“The increasing demand for highly sensitive, selective, cost-effective, low power consuming, stable and portable sensors has stimulated extensive research on new sensing materials. One of the most important features of a material to be used for sensing is its high surface-to-volume ratio. Nanostructures possess high surface-to-volume ratio which provides large active surface area for the interactions of molecules.” Two-dimensional materials for sensing graphene and beyond, Varghese et al., Electronics Magazine, August 3, 2015
With the availability, performance, durability, and flexibility of design possibilities for the implementation of pure carbon in the form of sheet graphene, the world of sensing is about to undergo a revolution. Major companies are now in advanced testing of the performance of monolayer graphene sensors with their product designs following close behind.

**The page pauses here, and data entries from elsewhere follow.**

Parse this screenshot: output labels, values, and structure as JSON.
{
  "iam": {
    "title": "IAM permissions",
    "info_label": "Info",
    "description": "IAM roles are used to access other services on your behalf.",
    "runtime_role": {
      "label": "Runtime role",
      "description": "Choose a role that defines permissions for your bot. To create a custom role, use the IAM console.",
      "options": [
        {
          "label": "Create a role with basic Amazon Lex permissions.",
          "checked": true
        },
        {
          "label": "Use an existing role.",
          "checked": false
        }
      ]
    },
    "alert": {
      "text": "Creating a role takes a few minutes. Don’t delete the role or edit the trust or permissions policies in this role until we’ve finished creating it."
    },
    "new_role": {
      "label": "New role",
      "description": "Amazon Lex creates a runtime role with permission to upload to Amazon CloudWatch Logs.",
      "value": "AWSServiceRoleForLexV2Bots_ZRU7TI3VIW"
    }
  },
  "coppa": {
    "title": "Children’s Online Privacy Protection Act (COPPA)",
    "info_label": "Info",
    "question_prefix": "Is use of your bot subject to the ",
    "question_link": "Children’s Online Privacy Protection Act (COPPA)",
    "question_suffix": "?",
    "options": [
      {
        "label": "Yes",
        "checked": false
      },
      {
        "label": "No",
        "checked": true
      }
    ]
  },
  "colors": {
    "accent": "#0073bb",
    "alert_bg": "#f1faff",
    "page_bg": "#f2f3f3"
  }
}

Graphene Sensors: The Tipping Point
Those leading in cutting-edge industries are starting to use graphene sensors as ‘key enablers’ not just incremental advancements to pre-existing designs. With practicality, performance, and ease of implementation now at hand, graphene sensors are ushering in entirely new fields of sensing that many didn’t realize were possible. Grolltex (‘graphene-rolling-technologies’) is one of the leading 2D materials companies in this field.
Grolltex has been supplying graphene sensor makers with base 2D sensing material for years. The company also manufactures these graphene sensor devices in their factory as a foundry service for customers. Furthermore, the company also designs and produces a line of patented graphene sensors for direct sales. One of Grolltex’s high demand services is taking its customers' ‘MEMS-fab made silicon-based’ designs and converting these silicon chip graphene sensors for manufacturing onto large sheets of plastic instead, at a cost-saving of over 100x the customer's current silicon fab and packaging schema.
While performance advantages of graphene sensors have been theoretically known by many in the sensing world for years, these advanced 2D devices have become real and can now be designed and created quickly, at a cost of pennies each. It is not too long before highly sensitive and robust graphene sensors start showing up in products across industry.
This information has been sourced, reviewed and adapted from materials provided by Grolltex Inc.
For more information on this source, please visit www.Grolltex.com